### DATA TO USE ###

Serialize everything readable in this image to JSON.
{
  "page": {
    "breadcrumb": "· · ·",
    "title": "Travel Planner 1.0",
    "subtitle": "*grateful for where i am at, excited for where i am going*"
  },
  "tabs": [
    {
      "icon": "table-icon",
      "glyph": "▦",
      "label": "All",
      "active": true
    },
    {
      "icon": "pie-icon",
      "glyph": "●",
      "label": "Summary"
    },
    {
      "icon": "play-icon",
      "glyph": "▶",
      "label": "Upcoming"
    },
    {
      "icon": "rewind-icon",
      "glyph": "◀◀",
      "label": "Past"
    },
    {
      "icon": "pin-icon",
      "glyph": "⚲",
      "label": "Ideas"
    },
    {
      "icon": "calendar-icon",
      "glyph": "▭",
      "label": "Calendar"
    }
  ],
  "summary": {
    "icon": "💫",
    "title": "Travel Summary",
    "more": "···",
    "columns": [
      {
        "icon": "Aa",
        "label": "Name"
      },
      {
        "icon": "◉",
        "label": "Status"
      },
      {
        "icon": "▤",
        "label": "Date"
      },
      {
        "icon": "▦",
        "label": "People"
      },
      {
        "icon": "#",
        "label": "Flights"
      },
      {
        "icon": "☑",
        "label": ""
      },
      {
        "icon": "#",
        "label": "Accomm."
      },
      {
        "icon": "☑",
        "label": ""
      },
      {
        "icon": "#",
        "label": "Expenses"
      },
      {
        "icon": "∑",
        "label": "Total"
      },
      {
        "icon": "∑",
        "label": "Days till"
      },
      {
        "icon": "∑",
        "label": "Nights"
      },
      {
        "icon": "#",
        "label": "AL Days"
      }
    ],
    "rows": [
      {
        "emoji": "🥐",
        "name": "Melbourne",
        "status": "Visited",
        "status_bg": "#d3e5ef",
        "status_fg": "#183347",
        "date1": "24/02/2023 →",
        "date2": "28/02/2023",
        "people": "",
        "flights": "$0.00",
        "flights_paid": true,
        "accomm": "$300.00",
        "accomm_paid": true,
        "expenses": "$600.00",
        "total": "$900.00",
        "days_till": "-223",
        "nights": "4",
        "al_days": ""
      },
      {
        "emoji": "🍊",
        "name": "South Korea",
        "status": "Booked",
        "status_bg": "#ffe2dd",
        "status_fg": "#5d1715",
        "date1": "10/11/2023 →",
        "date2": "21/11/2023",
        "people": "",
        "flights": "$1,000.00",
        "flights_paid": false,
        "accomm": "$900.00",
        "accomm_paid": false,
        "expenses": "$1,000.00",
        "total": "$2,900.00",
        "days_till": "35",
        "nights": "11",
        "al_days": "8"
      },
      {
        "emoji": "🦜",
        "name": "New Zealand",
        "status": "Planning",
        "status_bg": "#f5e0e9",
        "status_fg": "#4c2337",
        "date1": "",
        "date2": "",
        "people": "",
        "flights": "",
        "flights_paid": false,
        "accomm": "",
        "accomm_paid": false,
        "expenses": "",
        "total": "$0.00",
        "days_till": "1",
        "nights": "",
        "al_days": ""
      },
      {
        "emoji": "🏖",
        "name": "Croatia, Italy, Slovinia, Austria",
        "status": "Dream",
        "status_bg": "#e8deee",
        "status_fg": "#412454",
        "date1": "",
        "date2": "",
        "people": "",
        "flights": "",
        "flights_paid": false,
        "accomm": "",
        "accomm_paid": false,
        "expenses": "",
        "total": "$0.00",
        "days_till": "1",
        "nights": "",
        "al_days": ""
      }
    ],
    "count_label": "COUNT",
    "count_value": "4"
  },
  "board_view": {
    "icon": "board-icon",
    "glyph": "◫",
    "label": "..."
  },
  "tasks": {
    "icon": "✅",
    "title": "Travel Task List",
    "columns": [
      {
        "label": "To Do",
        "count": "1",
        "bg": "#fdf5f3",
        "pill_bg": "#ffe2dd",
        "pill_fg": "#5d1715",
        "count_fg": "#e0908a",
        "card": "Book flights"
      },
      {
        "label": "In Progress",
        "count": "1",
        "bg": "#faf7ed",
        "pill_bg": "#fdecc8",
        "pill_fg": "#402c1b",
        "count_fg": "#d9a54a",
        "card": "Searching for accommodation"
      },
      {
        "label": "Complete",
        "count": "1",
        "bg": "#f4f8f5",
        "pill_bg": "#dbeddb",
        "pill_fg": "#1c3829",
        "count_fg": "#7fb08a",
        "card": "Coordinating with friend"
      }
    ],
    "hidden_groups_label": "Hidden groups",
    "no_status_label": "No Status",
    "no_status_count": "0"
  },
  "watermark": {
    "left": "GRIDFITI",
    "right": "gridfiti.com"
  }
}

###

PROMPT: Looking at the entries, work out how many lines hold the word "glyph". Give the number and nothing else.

WRITTEN RESPONSE: 7